The clinician's art, or why science is not enough
Journal/Book: Can Psychol Psychol Can. 1999; 40: 151 Slater St, Ste 205, Ottawa, Ontario K1P 5H3, Canada. Canadian Psychol Assoc. 320-327.
Abstract: The importance of a scientific basis for clinical activity receives principal emphasis in the prevailing conception of what it means to be a clinical psychologist. An analysis of the activity of the clinician, however, reveals that in addition to empirical considerations, such activity necessarily includes two forms of clinical art, namely, empirical construction and creative construction. The former subserves scientific efforts to explain the causes of clients' difficulties and how to treat them, whereas the latter subserves efforts to facilitate change in clients by helping them to construct new meanings about their difficulties. Although distinct, the two forms of construction share important interrelationships.
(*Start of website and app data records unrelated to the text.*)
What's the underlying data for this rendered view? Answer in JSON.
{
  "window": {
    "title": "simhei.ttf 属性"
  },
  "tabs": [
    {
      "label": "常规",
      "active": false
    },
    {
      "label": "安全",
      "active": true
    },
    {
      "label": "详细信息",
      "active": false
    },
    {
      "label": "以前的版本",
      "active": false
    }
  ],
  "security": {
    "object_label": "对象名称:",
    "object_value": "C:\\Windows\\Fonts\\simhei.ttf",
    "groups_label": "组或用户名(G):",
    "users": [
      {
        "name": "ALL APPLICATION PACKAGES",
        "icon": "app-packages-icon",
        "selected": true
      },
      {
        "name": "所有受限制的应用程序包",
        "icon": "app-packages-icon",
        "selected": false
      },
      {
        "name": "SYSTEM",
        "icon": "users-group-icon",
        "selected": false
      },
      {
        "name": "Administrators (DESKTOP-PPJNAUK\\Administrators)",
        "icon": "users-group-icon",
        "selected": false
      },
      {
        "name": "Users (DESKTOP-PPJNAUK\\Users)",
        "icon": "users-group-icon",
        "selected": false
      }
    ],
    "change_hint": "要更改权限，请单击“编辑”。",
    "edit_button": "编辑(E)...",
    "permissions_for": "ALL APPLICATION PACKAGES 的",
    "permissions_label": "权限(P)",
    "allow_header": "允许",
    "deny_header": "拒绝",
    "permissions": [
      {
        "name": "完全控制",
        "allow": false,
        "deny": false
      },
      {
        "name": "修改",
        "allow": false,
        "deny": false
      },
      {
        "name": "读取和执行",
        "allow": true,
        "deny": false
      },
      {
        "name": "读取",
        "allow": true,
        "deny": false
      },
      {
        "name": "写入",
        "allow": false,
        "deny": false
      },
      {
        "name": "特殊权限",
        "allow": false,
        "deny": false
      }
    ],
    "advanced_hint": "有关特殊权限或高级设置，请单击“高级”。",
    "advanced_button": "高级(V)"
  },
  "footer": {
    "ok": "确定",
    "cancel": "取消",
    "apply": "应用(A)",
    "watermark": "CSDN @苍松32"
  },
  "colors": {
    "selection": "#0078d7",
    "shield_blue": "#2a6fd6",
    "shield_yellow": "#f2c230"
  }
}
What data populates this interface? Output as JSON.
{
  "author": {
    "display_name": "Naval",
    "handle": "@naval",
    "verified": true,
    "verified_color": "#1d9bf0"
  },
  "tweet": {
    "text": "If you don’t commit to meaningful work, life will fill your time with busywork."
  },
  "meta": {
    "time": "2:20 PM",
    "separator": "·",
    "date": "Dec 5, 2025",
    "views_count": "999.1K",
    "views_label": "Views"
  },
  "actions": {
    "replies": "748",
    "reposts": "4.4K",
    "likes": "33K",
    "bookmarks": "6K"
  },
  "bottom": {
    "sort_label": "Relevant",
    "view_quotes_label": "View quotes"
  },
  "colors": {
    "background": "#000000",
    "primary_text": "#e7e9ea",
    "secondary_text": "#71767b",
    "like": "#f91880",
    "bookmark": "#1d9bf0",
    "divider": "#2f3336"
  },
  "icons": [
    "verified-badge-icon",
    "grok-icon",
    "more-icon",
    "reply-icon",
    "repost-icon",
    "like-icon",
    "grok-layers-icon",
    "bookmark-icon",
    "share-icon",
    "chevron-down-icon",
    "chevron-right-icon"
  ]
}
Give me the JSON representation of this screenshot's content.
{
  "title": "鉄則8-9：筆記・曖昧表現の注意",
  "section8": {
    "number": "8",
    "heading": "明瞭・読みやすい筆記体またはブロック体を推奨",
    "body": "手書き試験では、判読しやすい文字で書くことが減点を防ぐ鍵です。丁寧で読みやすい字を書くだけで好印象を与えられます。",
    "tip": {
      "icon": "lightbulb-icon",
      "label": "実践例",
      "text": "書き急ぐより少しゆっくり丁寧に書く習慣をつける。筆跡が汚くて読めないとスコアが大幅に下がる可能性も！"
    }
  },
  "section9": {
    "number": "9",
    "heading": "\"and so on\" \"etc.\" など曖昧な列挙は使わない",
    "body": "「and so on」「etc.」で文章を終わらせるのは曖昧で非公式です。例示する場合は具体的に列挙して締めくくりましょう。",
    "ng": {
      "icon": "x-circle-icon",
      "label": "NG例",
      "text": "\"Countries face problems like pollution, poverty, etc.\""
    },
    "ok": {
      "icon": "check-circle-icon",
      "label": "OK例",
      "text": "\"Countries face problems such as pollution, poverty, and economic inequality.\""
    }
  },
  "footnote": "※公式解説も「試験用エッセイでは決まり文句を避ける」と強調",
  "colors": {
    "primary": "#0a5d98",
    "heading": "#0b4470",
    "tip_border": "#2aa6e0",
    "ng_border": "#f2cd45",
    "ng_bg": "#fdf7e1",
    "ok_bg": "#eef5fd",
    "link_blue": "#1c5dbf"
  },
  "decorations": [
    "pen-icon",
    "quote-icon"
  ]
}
That both forms of construction suffuse most clinical activity underscores the need for a more explicit emphasis on clinical art in the clinician's training and professional definition.
Note: Article Gaskovski P, Univ Waterloo, Dept Psychol, 200 Univ Ave W, Waterloo, ON N2L 3G1, CANADA